→ **AIM OF THE TASK**
Whenever a line in this data holds the word "социального", report that line in full.

→ **Interface dataset entries**
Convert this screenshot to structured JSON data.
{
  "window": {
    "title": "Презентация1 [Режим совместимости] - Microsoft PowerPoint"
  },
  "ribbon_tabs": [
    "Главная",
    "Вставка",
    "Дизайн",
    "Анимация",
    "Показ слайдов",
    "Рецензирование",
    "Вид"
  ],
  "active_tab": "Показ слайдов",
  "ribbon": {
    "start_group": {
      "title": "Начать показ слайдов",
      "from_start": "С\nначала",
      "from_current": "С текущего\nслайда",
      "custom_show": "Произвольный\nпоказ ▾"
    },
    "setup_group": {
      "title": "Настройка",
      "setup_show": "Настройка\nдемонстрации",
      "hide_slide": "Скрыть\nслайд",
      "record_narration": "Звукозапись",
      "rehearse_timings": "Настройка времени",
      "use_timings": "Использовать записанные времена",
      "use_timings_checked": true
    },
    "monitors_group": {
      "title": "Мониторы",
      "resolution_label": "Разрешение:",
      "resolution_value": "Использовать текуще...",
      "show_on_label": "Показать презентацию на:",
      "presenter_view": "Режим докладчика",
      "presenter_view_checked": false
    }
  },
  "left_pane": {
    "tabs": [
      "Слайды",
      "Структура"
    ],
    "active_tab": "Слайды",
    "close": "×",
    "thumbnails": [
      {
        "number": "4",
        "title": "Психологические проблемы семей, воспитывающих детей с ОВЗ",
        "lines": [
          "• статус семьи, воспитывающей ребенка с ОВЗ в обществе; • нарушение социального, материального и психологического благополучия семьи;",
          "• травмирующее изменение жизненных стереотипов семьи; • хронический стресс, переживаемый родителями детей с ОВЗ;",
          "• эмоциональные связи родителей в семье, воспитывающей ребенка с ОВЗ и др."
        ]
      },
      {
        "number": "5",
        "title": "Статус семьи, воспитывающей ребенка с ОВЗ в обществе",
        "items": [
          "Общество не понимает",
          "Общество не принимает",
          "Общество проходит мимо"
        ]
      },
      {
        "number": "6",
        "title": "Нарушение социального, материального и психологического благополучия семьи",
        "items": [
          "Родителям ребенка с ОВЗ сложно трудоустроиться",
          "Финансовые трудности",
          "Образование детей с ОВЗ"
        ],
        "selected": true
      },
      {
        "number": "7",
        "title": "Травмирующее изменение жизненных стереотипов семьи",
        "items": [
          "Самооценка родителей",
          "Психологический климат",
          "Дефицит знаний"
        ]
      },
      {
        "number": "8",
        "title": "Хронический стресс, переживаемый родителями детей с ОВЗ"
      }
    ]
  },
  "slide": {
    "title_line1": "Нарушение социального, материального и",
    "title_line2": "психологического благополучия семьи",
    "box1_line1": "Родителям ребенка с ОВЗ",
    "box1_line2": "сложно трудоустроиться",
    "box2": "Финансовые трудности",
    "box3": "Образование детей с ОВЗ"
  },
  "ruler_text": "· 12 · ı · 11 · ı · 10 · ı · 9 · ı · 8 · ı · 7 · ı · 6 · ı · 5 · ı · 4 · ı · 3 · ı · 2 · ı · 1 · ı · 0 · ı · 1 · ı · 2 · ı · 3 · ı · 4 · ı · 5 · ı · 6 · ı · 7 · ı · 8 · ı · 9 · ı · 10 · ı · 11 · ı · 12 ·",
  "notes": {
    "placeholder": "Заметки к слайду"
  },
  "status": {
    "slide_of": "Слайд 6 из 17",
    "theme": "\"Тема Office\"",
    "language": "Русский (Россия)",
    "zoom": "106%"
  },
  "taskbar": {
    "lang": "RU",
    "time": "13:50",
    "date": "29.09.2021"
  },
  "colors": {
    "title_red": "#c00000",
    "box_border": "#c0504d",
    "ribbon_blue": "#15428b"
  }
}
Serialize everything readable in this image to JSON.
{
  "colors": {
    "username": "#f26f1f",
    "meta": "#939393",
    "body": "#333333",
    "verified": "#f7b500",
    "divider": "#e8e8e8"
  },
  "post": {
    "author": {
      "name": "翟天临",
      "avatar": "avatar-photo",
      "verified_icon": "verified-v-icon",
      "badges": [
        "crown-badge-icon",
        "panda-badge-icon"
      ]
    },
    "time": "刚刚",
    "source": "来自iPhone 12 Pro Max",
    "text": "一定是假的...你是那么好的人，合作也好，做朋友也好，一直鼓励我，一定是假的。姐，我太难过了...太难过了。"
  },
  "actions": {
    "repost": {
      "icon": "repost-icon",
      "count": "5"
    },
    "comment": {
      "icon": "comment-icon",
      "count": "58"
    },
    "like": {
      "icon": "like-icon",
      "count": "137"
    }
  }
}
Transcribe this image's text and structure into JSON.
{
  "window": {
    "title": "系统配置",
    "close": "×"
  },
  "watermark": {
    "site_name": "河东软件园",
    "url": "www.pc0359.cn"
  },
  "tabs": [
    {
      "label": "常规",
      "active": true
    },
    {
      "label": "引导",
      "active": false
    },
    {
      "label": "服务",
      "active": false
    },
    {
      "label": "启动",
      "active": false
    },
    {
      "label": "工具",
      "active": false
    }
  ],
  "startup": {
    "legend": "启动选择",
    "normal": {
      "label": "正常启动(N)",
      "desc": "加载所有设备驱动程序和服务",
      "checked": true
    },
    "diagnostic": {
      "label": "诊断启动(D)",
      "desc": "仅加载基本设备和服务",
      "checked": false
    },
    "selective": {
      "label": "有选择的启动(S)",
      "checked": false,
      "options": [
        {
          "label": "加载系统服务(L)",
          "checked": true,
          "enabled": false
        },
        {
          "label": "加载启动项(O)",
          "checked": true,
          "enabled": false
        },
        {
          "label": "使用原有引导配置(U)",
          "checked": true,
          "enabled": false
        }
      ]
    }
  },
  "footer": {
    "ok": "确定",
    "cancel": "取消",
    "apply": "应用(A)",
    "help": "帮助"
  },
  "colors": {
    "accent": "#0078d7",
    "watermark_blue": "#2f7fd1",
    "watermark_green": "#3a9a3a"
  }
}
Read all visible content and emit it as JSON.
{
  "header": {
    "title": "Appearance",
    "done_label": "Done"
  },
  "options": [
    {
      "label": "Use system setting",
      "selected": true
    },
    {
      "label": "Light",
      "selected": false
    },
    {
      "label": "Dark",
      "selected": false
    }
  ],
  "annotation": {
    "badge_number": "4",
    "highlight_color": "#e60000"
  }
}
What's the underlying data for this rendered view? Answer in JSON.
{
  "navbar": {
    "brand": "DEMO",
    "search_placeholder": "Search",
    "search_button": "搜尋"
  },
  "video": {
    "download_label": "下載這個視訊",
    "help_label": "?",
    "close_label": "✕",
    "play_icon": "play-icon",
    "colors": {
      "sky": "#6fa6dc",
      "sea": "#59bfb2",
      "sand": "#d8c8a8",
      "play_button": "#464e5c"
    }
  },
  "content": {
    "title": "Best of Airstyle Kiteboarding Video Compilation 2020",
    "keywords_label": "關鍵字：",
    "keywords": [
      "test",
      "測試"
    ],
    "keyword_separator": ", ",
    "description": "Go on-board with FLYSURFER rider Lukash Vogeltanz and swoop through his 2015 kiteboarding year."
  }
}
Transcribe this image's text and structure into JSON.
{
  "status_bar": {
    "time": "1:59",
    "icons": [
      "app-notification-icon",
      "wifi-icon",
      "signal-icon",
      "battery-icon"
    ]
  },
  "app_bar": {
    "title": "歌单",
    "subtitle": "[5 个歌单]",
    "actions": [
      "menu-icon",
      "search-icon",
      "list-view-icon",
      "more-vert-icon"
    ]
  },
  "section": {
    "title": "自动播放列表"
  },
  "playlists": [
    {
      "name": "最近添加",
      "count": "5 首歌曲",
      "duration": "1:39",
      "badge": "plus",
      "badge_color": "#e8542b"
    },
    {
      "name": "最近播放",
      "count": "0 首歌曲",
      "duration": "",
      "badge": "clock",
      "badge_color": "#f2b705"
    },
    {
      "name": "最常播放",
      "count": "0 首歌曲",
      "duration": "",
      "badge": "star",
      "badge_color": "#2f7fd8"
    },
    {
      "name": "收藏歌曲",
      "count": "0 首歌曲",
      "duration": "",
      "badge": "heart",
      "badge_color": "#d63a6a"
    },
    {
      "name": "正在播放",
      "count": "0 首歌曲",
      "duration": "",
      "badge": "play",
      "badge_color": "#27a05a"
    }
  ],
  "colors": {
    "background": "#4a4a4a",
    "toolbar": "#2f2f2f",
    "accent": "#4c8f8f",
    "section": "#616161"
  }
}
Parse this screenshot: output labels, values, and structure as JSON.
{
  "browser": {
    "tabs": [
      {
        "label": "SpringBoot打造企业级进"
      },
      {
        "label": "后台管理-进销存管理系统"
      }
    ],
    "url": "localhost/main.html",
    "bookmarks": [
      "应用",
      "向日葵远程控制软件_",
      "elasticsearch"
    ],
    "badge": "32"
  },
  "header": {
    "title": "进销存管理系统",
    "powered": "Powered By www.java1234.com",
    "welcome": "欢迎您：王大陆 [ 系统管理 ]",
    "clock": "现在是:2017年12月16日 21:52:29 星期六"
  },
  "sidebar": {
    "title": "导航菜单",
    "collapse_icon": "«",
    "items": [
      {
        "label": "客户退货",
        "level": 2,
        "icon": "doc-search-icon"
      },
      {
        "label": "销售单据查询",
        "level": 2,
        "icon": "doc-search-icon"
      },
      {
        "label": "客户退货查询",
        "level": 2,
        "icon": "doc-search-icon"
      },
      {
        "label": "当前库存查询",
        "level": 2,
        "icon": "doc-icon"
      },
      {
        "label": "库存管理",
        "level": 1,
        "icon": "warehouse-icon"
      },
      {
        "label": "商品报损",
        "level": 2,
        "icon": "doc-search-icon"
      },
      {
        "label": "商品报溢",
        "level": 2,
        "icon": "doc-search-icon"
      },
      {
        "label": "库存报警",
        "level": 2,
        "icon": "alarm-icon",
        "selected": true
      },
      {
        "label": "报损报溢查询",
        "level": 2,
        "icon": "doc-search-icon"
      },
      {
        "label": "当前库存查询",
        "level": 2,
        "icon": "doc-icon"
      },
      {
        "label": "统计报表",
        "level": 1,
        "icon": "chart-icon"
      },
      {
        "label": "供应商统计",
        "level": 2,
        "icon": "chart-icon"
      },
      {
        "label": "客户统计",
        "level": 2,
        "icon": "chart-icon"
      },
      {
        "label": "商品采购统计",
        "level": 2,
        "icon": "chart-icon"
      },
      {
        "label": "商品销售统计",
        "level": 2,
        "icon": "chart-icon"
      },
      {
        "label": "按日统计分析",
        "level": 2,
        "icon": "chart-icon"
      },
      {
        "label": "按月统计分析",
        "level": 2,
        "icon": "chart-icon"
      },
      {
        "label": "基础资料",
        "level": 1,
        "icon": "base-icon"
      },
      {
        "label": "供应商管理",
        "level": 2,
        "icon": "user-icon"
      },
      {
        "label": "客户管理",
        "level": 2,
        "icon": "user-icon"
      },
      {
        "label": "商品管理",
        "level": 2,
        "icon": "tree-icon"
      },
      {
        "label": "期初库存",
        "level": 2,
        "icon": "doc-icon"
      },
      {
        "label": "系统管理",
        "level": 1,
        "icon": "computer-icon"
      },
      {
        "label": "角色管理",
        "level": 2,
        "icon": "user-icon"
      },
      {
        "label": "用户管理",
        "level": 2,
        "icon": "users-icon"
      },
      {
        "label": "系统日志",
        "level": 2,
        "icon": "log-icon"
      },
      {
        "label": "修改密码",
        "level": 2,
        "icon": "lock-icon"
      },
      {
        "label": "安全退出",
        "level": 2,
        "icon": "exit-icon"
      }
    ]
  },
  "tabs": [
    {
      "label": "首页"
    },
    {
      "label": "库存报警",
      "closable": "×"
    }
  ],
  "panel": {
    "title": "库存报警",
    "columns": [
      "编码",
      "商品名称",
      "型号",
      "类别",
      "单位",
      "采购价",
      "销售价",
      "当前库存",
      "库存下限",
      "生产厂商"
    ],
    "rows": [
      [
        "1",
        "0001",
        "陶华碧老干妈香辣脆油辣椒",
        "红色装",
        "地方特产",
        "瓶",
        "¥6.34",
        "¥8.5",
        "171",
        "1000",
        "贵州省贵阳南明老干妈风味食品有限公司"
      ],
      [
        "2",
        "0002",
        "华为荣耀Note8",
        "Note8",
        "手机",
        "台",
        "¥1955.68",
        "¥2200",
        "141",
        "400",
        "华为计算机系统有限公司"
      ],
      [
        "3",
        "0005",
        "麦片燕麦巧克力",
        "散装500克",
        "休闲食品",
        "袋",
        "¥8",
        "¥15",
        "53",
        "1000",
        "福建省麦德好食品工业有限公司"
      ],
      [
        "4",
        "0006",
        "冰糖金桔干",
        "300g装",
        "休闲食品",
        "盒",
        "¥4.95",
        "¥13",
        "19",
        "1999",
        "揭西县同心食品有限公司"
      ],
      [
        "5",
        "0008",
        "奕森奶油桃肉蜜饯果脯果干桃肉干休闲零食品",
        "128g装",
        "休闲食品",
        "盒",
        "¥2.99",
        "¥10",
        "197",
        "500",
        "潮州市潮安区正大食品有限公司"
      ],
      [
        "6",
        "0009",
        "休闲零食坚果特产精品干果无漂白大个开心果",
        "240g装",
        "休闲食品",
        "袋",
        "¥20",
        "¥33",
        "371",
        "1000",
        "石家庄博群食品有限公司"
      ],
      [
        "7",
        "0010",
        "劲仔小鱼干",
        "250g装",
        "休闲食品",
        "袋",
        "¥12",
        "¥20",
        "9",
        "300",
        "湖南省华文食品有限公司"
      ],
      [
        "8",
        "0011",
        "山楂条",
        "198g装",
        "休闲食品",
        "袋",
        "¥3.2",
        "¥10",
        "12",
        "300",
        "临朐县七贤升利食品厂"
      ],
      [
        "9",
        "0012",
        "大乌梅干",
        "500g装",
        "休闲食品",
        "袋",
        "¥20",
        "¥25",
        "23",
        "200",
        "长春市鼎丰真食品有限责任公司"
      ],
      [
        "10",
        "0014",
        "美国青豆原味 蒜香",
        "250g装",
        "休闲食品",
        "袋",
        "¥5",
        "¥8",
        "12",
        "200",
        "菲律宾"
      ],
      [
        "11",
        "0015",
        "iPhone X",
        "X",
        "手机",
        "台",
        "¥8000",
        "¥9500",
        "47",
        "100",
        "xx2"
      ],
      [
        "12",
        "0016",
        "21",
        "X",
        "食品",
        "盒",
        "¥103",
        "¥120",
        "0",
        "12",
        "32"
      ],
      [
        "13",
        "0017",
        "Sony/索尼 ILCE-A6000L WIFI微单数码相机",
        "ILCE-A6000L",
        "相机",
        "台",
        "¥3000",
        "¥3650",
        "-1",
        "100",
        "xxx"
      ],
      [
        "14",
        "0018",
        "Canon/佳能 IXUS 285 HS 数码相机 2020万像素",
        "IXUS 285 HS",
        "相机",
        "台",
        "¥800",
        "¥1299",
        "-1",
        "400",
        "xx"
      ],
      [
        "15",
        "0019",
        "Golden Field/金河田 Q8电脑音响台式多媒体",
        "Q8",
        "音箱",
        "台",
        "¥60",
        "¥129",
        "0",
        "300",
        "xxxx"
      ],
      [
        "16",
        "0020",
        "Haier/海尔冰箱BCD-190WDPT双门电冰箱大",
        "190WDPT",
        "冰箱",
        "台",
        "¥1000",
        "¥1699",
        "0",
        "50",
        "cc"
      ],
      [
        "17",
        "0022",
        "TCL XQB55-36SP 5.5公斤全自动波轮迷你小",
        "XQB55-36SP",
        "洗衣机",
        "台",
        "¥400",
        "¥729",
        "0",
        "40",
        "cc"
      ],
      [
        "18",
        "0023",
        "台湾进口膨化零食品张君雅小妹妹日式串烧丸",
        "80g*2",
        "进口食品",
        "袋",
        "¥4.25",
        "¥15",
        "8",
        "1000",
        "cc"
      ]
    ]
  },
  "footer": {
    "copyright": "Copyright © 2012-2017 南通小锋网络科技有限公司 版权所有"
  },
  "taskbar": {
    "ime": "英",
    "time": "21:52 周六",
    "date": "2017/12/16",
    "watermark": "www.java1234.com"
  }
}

→ **ANSWER BELOW**
          "• статус семьи, воспитывающей ребенка с ОВЗ в обществе; • нарушение социального, материального и психологического благополучия семьи;",
        "title": "Нарушение социального, материального и психологического благополучия семьи",
    "title_line1": "Нарушение социального, материального и",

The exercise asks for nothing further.